The process for the proposed 2017-18 budget for Garden City Public Schools rolled on at the Tuesday, Feb. 28 meeting where the board of education reviewed the administrative and capital components of this review and discussion. The recommendations for the proposed budget is $112,322,129, an increase of $1,494,682 or 1.35 percent from last year. New York state requires that the overall sum be divided into thirds—administrative, programming and capital. The largest chunk of funding goes to programming ($83,343,353), followed by capital ($16,290,694) and administrative costs ($12,688,079). Part of what makes the process so difficult for the board to maintain a balance between education, revenue and expenditures is not knowing what kind of new initiatives for significant mandate relief might be part of Governor Andrew Cuomo’s state budget proposal.
“State aid is the next largest contributor to revenue but the overwhelming percentage of our budget comes from the taxpayers of our community. We don’t know yet the 2017-18 state aid figures the governor proposed. He gave us one figure in January and we used it for our calculations here,” Superintendent Dr. Robert Feirsen explained. “[In the past], that figure has changed and what happens now is that it’s in the hands of the legislature. There will be hearings, discussions. By law, the state has to produce the budget by April 1. The past few years that the state has done that, we’d know approximately by April 2 what we’ll get. But we don’t know yet and while the legislature has given more funding than the governor originally proposed, we don’t know what the extent of that funding should be. You should know that the governor’s current proposal in terms of Foundation Aid, which is the single largest grant that we get for operating expenses, is an increase of about $37,000. Which in a $112 million proposed budget, is not even material.”
With no consideration given to cost-of-living on Long Island and a number of mandates going unfunded by the state that include carbon monoxide detectors, lead remediation and computer-based testing, the district has been enacting a number of cost-saving measures. Among them are the expansion of cooperative bids and participation in consortia, optimizing high efficiency high school auditorium lighting and implementation of labor contracts with reduced levels of increases.
The proposed administrative budget ($12,688,079) covers the board of education, central administration, school community relations, plant operation and maintenance, central data processing and special items (insurance and BOCES). Among the major 2016-17 plant operation and maintenance initiatives completed district-wide were the installation of security cameras, new front door mattings in all buildings and water fountains, the purchase of small gas generators for the PA systems, compliance with all lead testing and reporting requirements, and the in-progress installation of classroom fans and a building clock replacement project.
The proposed capital budget ($16,290,654) has money earmarked for a number of district-wide projects. On the elementary school level, classroom radiator covers are being replaced and new library shelving is being installed in Locust, while Stewart is in line to get floor and ceiling tiles replaced in several classrooms. Meanwhile, Stratford will have cafeteria cabinets replaced and new roller shades installed in all the classrooms. The middle school is slated to get air conditioning for the library, the electronic music lab will be renovated and the auditorium will be painted and its stage will be refinished.

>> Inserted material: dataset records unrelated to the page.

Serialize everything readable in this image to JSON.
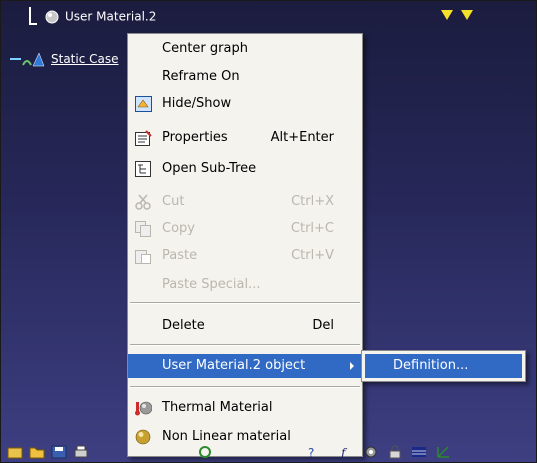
{
  "tree": {
    "material_node": "User Material.2",
    "case_node": "Static Case"
  },
  "menu": {
    "center_graph": "Center graph",
    "reframe_on": "Reframe On",
    "hide_show": "Hide/Show",
    "properties": "Properties",
    "properties_shortcut": "Alt+Enter",
    "open_sub_tree": "Open Sub-Tree",
    "cut": "Cut",
    "cut_shortcut": "Ctrl+X",
    "copy": "Copy",
    "copy_shortcut": "Ctrl+C",
    "paste": "Paste",
    "paste_shortcut": "Ctrl+V",
    "paste_special": "Paste Special...",
    "delete": "Delete",
    "delete_shortcut": "Del",
    "object_submenu": "User Material.2 object",
    "thermal_material": "Thermal Material",
    "non_linear_material": "Non Linear material"
  },
  "submenu": {
    "definition": "Definition..."
  },
  "colors": {
    "highlight": "#316ac5",
    "menu_background": "#f4f3ee",
    "viewer_background": "#27285a"
  }
}
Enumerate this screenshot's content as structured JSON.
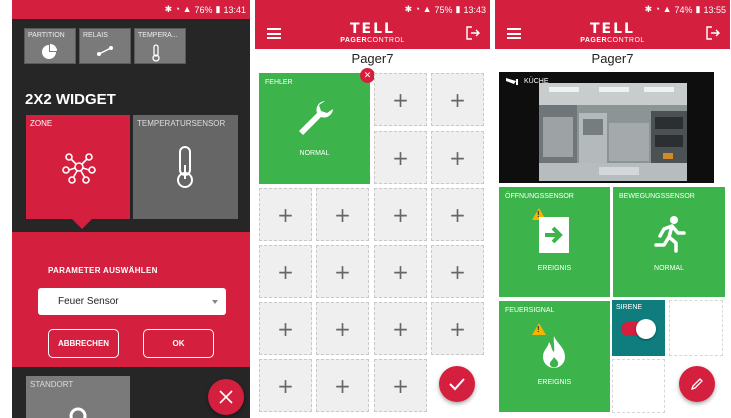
{
  "phone1": {
    "status": {
      "signal": "76%",
      "time": "13:41"
    },
    "mini_tiles": [
      {
        "label": "PARTITION",
        "icon": "pie-chart-icon"
      },
      {
        "label": "RELAIS",
        "icon": "relay-icon"
      },
      {
        "label": "TEMPERA...",
        "icon": "thermometer-icon"
      }
    ],
    "widget_title": "2X2 WIDGET",
    "zone_label": "ZONE",
    "temp_label": "TEMPERATURSENSOR",
    "dialog": {
      "title": "PARAMETER AUSWÄHLEN",
      "select_value": "Feuer Sensor",
      "cancel_label": "ABBRECHEN",
      "ok_label": "OK"
    },
    "standort_label": "STANDORT",
    "fab_icon": "close-icon"
  },
  "phone2": {
    "status": {
      "signal": "75%",
      "time": "13:43"
    },
    "logo": {
      "main": "TELL",
      "sub_bold": "PAGER",
      "sub": "CONTROL"
    },
    "title": "Pager7",
    "tile": {
      "label": "FEHLER",
      "status": "NORMAL",
      "icon": "wrench-icon"
    },
    "plus": "+",
    "fab_icon": "check-icon"
  },
  "phone3": {
    "status": {
      "signal": "74%",
      "time": "13:55"
    },
    "logo": {
      "main": "TELL",
      "sub_bold": "PAGER",
      "sub": "CONTROL"
    },
    "title": "Pager7",
    "camera": {
      "label": "KÜCHE",
      "icon": "camera-icon"
    },
    "tiles": [
      {
        "label": "ÖFFNUNGSSENSOR",
        "status": "EREIGNIS",
        "icon": "door-exit-icon",
        "warning": true
      },
      {
        "label": "BEWEGUNGSSENSOR",
        "status": "NORMAL",
        "icon": "running-person-icon",
        "warning": false
      },
      {
        "label": "FEUERSIGNAL",
        "status": "EREIGNIS",
        "icon": "flame-icon",
        "warning": true
      }
    ],
    "sirene": {
      "label": "SIRENE",
      "state": "on"
    },
    "fab_icon": "edit-icon"
  },
  "colors": {
    "brand_red": "#d41f3f",
    "green": "#3cb44b",
    "teal": "#0f7d7d",
    "warning": "#f4b400"
  }
}
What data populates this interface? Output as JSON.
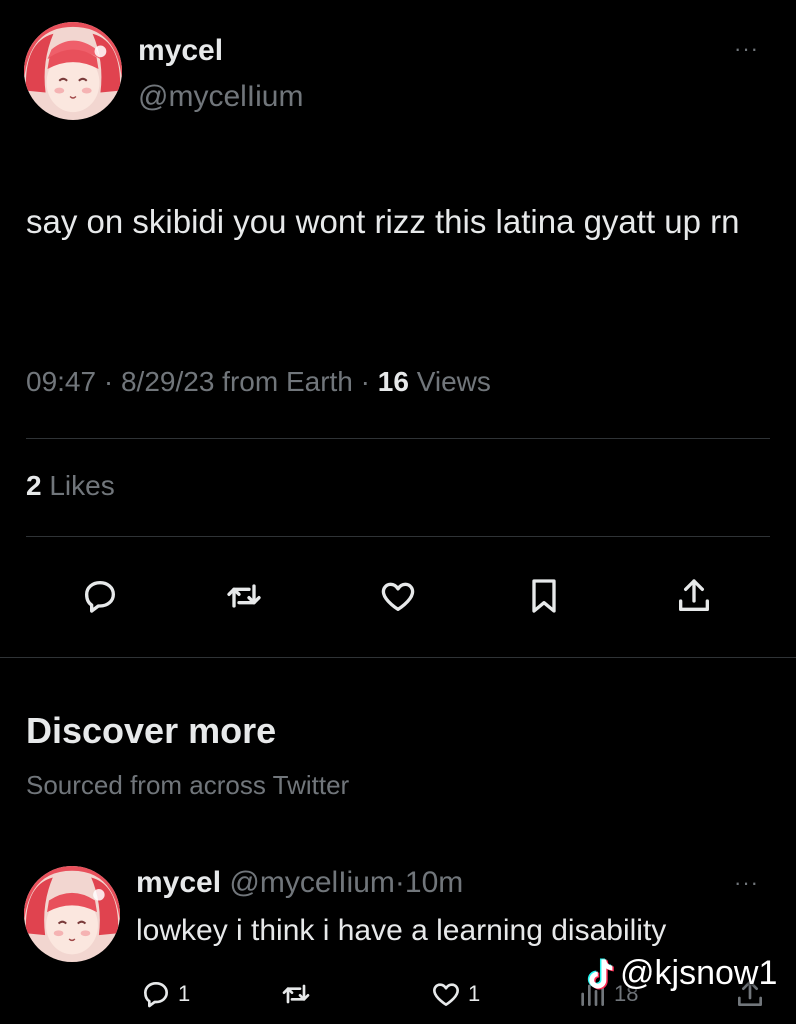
{
  "tweet": {
    "display_name": "mycel",
    "handle": "@mycelIium",
    "more_label": "···",
    "text": "say on skibidi you wont rizz this latina gyatt up rn",
    "time": "09:47",
    "date": "8/29/23",
    "source": "from Earth",
    "views_count": "16",
    "views_label": "Views",
    "likes_count": "2",
    "likes_label": "Likes",
    "actions": [
      {
        "icon": "reply-icon"
      },
      {
        "icon": "retweet-icon"
      },
      {
        "icon": "like-icon"
      },
      {
        "icon": "bookmark-icon"
      },
      {
        "icon": "share-icon"
      }
    ]
  },
  "discover": {
    "title": "Discover more",
    "subtitle": "Sourced from across Twitter"
  },
  "reply": {
    "display_name": "mycel",
    "handle": "@mycelIium",
    "time": "10m",
    "more_label": "···",
    "text": "lowkey i think i have a learning disability",
    "reply_count": "1",
    "like_count": "1",
    "view_count": "18"
  },
  "watermark": {
    "text": "@kjsnow1",
    "icon": "tiktok-icon"
  },
  "colors": {
    "background": "#000000",
    "text_primary": "#e7e9ea",
    "text_secondary": "#71767b",
    "divider": "#2f3336"
  }
}
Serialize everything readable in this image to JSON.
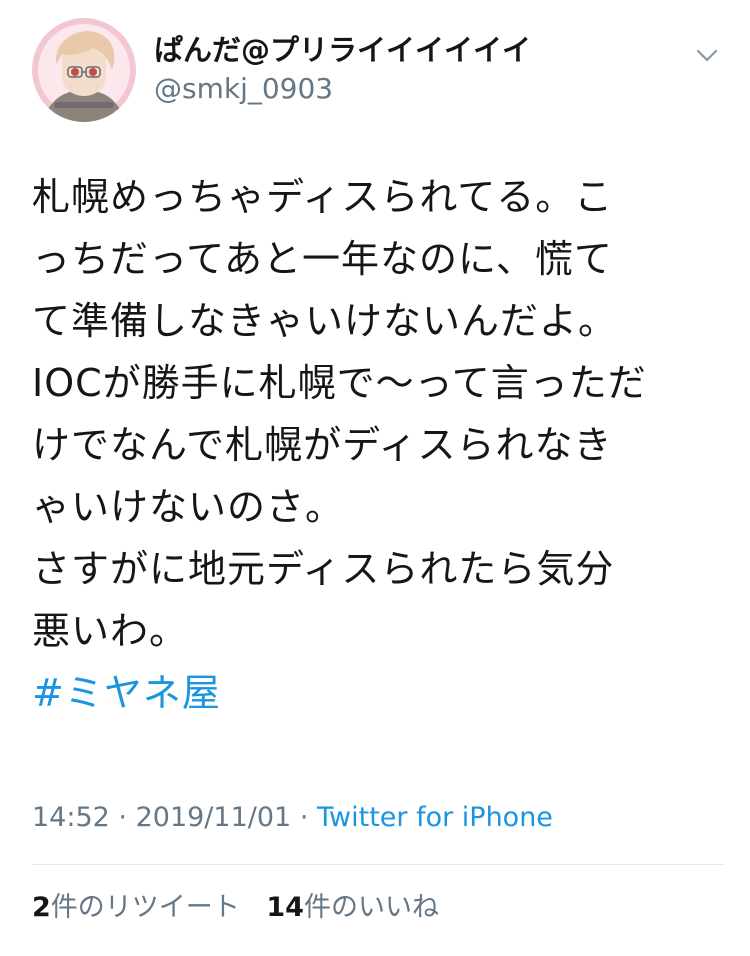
{
  "tweet": {
    "author": {
      "display_name": "ぱんだ@プリライイイイイイ",
      "handle": "@smkj_0903"
    },
    "menu_icon": "chevron-down-icon",
    "text_lines": [
      "札幌めっちゃディスられてる。こ",
      "っちだってあと一年なのに、慌て",
      "て準備しなきゃいけないんだよ。",
      "IOCが勝手に札幌で〜って言っただ",
      "けでなんで札幌がディスられなき",
      "ゃいけないのさ。",
      "さすがに地元ディスられたら気分",
      "悪いわ。"
    ],
    "hashtag": "#ミヤネ屋",
    "time": "14:52",
    "date": "2019/11/01",
    "separator": "·",
    "source": "Twitter for iPhone",
    "stats": {
      "retweets_count": "2",
      "retweets_label": "件のリツイート",
      "likes_count": "14",
      "likes_label": "件のいいね"
    }
  },
  "colors": {
    "link": "#1b95e0",
    "secondary_text": "#657786",
    "primary_text": "#14171a",
    "divider": "#e1e8ed"
  }
}
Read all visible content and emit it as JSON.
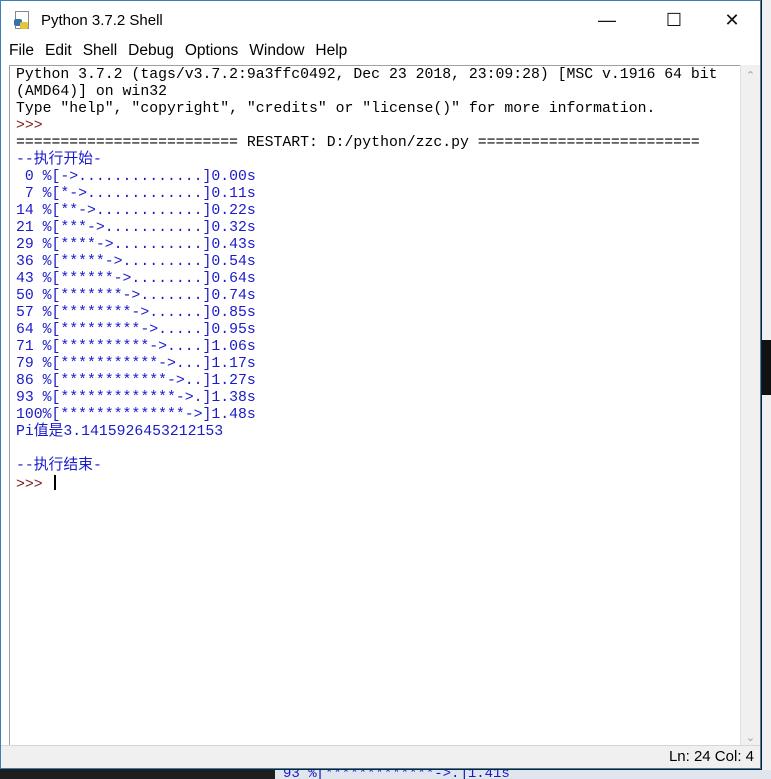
{
  "background": {
    "other_window_text": "93 %[*************->.]1.41s"
  },
  "window": {
    "title": "Python 3.7.2 Shell",
    "icon": "python-idle-icon",
    "controls": {
      "minimize": "—",
      "maximize": "☐",
      "close": "✕"
    }
  },
  "menu": [
    "File",
    "Edit",
    "Shell",
    "Debug",
    "Options",
    "Window",
    "Help"
  ],
  "shell": {
    "lines": [
      {
        "text": "Python 3.7.2 (tags/v3.7.2:9a3ffc0492, Dec 23 2018, 23:09:28) [MSC v.1916 64 bit",
        "kind": "banner"
      },
      {
        "text": "(AMD64)] on win32",
        "kind": "banner"
      },
      {
        "text": "Type \"help\", \"copyright\", \"credits\" or \"license()\" for more information.",
        "kind": "banner"
      },
      {
        "text": ">>> ",
        "kind": "prompt"
      },
      {
        "text": "========================= RESTART: D:/python/zzc.py =========================",
        "kind": "banner"
      },
      {
        "text": "--执行开始-",
        "kind": "stdout"
      },
      {
        "text": " 0 %[->..............]0.00s",
        "kind": "stdout"
      },
      {
        "text": " 7 %[*->.............]0.11s",
        "kind": "stdout"
      },
      {
        "text": "14 %[**->............]0.22s",
        "kind": "stdout"
      },
      {
        "text": "21 %[***->...........]0.32s",
        "kind": "stdout"
      },
      {
        "text": "29 %[****->..........]0.43s",
        "kind": "stdout"
      },
      {
        "text": "36 %[*****->.........]0.54s",
        "kind": "stdout"
      },
      {
        "text": "43 %[******->........]0.64s",
        "kind": "stdout"
      },
      {
        "text": "50 %[*******->.......]0.74s",
        "kind": "stdout"
      },
      {
        "text": "57 %[********->......]0.85s",
        "kind": "stdout"
      },
      {
        "text": "64 %[*********->.....]0.95s",
        "kind": "stdout"
      },
      {
        "text": "71 %[**********->....]1.06s",
        "kind": "stdout"
      },
      {
        "text": "79 %[***********->...]1.17s",
        "kind": "stdout"
      },
      {
        "text": "86 %[************->..]1.27s",
        "kind": "stdout"
      },
      {
        "text": "93 %[*************->.]1.38s",
        "kind": "stdout"
      },
      {
        "text": "100%[**************->]1.48s",
        "kind": "stdout"
      },
      {
        "text": "Pi值是3.1415926453212153",
        "kind": "stdout"
      },
      {
        "text": "",
        "kind": "stdout"
      },
      {
        "text": "--执行结束-",
        "kind": "stdout"
      }
    ],
    "final_prompt": ">>> "
  },
  "status": {
    "position": "Ln: 24  Col: 4"
  }
}
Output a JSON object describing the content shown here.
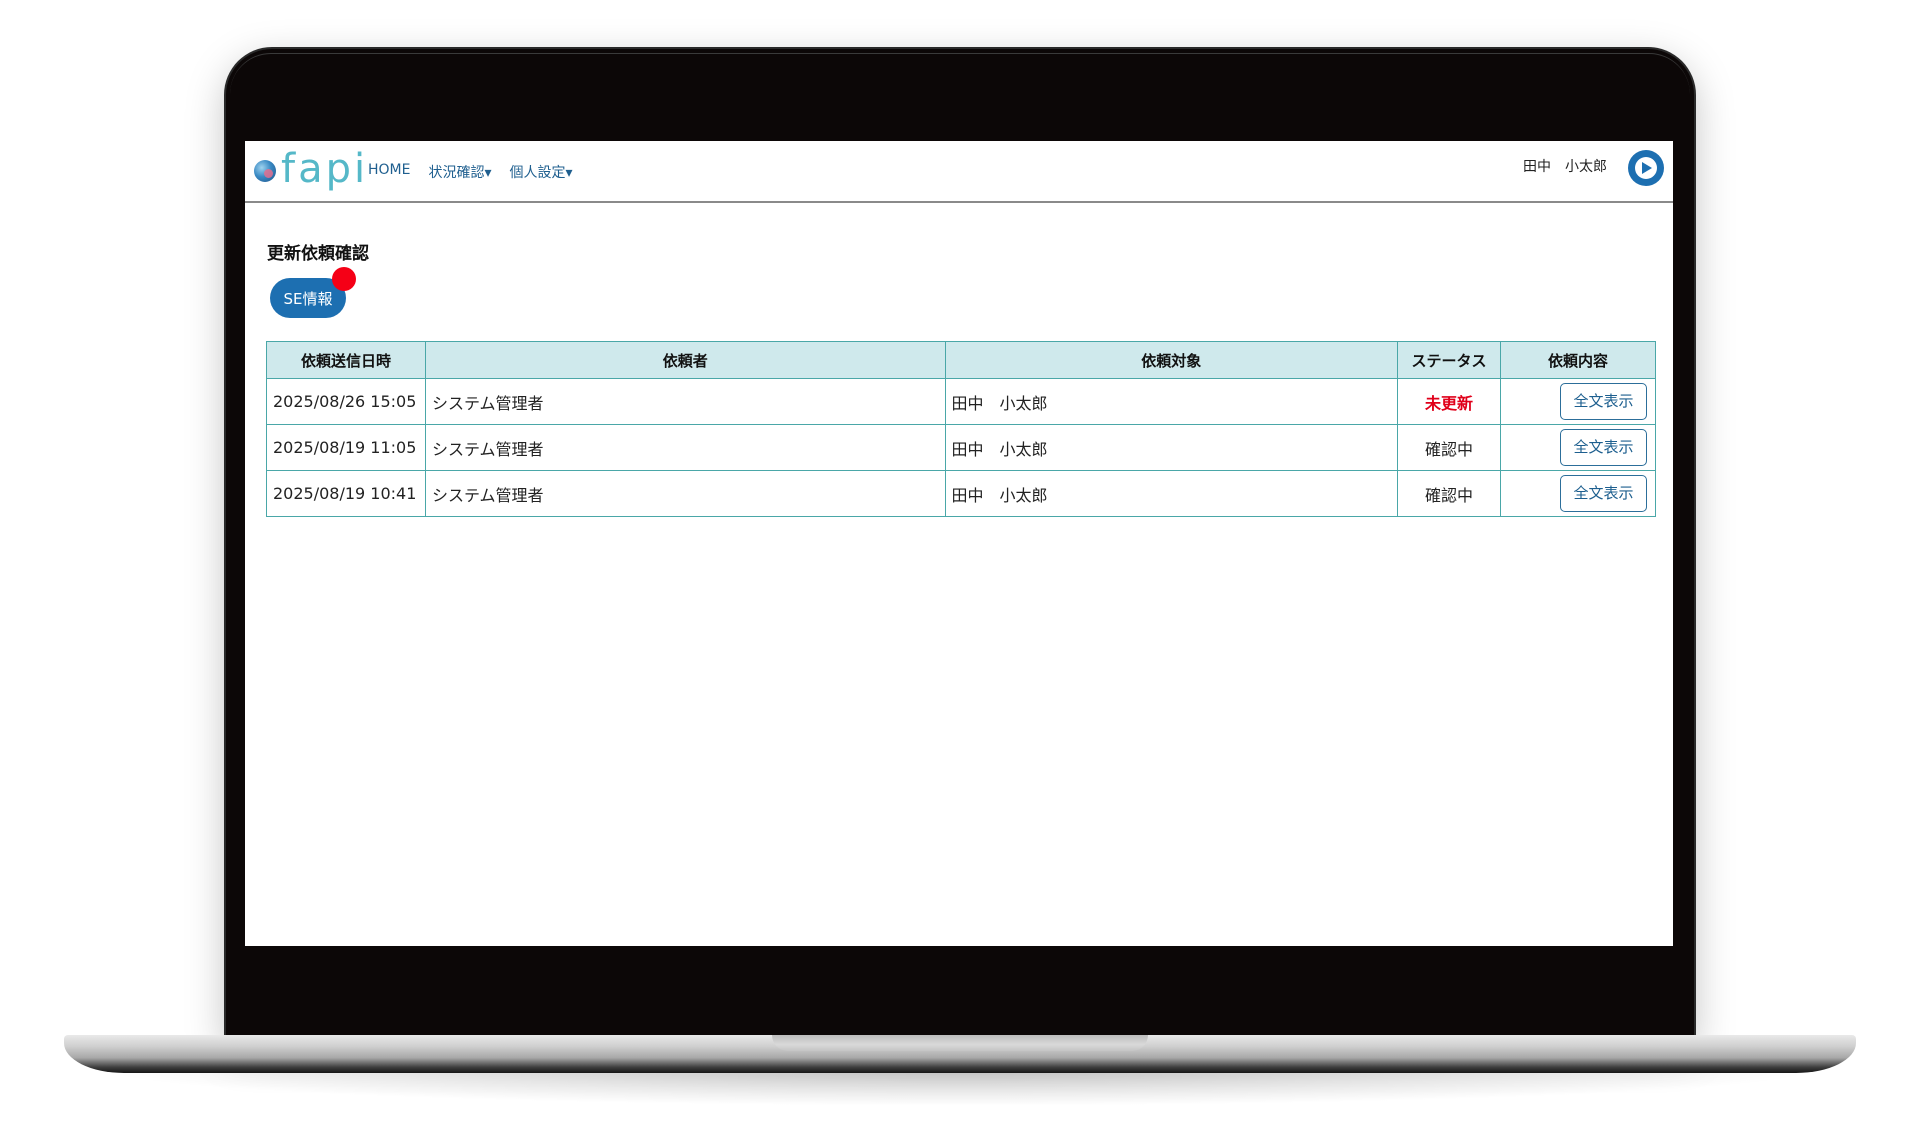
{
  "header": {
    "logo_text": "fapi",
    "nav": [
      "HOME",
      "状況確認▾",
      "個人設定▾"
    ],
    "user_name": "田中　小太郎"
  },
  "page": {
    "title": "更新依頼確認",
    "tab_label": "SE情報"
  },
  "table": {
    "columns": [
      "依頼送信日時",
      "依頼者",
      "依頼対象",
      "ステータス",
      "依頼内容"
    ],
    "rows": [
      {
        "date": "2025/08/26 15:05",
        "requester": "システム管理者",
        "target": "田中　小太郎",
        "status": "未更新",
        "action": "全文表示"
      },
      {
        "date": "2025/08/19 11:05",
        "requester": "システム管理者",
        "target": "田中　小太郎",
        "status": "確認中",
        "action": "全文表示"
      },
      {
        "date": "2025/08/19 10:41",
        "requester": "システム管理者",
        "target": "田中　小太郎",
        "status": "確認中",
        "action": "全文表示"
      }
    ]
  },
  "colors": {
    "accent": "#1d6fb1",
    "header_bg": "#cfe9ec",
    "table_border": "#4aa7a8",
    "status_alert": "#e0001a",
    "notification_dot": "#f50016"
  }
}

Garden City High School will replace the library carpet, bathroom partitions in the locker rooms and the scoreboard in the main gym, soccer and lacrosse field. New tennis court fencing will be installed and a pole vault system will be purchased for the turf field.
Overall, the 2017-18 proposed school district budget will maintain the continuum of special education services and opportunities for diverse learners, comply with the tax levy cap, include funds for security upgrades, continue to provide resources for technology upgrades and continue to prepare students for the rigors of college and the demands of citizenship.
The next two board of education budget work sessions will be on Tuesday, March 14, and Tuesday, March 21. Both meetings will start at 8:15 p.m.